Yesterday, I began a series of posts about what it might look like to follow Jesus into death and resurrection. I mentioned that I think we go through symbolic deaths and resurrections all the time and when we go through these troubling times, we must remember both that death must precede resurrection, and that the hope of resurrection should carry us through the darkness we experience.
I read something interesting a few days ago about the words Jesus spoke on the cross just before his death, "Eloi, Eloi, lama sabachthani" (My God, my God, why have you forsaken me?). William Barclay, a Jewish Historian and Bible Commentator, proposes that Jesus' humanity was at it's most evident in this moment. When Jesus yelled these words, it was the human side of him feeling as if and questioning if he had been forgotten by God. In his pain, utter exhaustion, and on the brink of death he did what most of us do when we experience difficult times – we wonder if God has forgotten us.

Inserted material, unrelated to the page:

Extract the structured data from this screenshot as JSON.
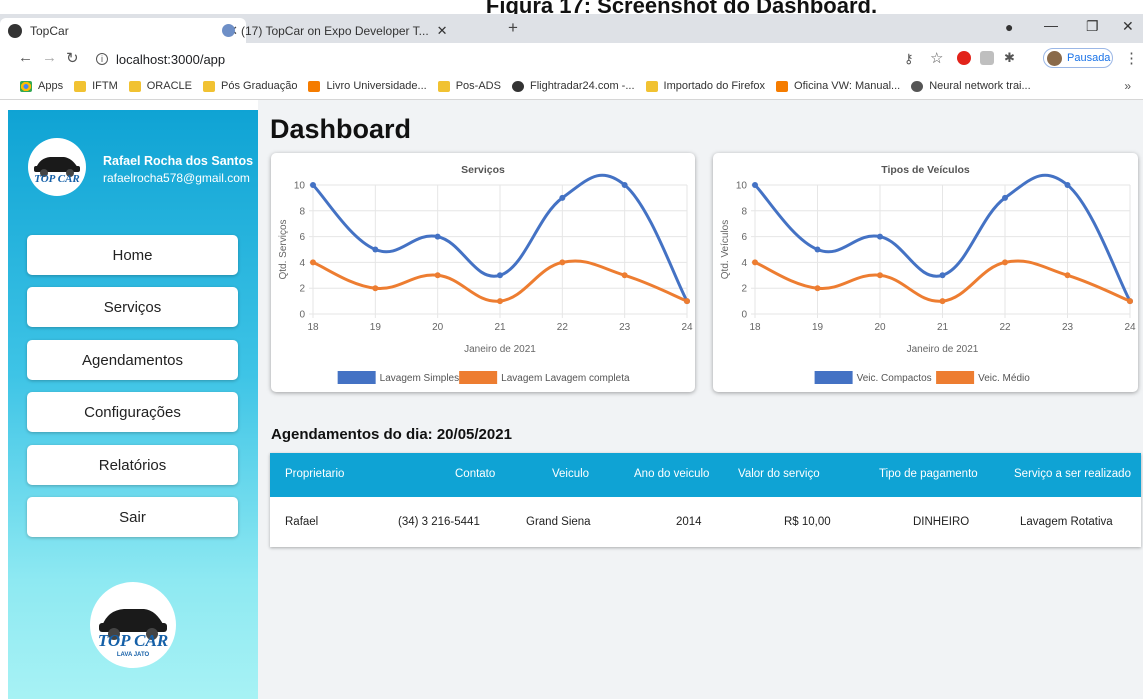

I have to admit that this understanding of Jesus' words stretches me and stretches my understanding of Jesus. As a youth pastor I would teach Jesus as 100% man AND 100% God. After making a joke about being bad at math, I would admit that I had no idea what this actually looks like. But maybe, what it looks like is an internal wrestling, conflict even, between God and man inside Jesus. And if it is, maybe Barclay is on to something. Maybe Jesus was so deep in pain that we see his humanity speak louder than his divinity. After all, wasn't it these moments where his humanity was most necessary to his purpose. For God to die a substitutionary death for mankind, wouldn't it have had to be a human death? In the garden of Gethsemane, Jesus prayed from his humanity as he sweat blood, asked to be spared the cross, and wondered if there was another way to redeem creation. I, along with Barclay, wonder if Jesus was at a similar moment during those last minutes on the cross.
Either way, as we follow Jesus into death and resurrection this Easter, we must acknowledge that the path of following Jesus involves suffering. If we are to follow Jesus, we must follow the Jesus of suffering and death along with the Jesus of laughter, of joy, and of hope. Often we find ourselves asking God similar questions when in the midst of intense pain and anguish, "God, where are you?" and "God, why are you so far away?" It is in the moments of extreme pain and suffering that we follow Jesus to the honest place of loneliness as we feel from from God.
I wonder if we followed Jesus expecting that human existence will bring us tough times, maybe we could be more aware of where we are in the death/resurrection process while in it. And if we must follow Jesus also to death and resurrection, not just through joyous and exciting times, what does it look like to follow Jesus into these dark places of our own lives? What does it look like to follow Jesus into these symbolic deaths that life takes us through from time to time? I will explore that question in the next post.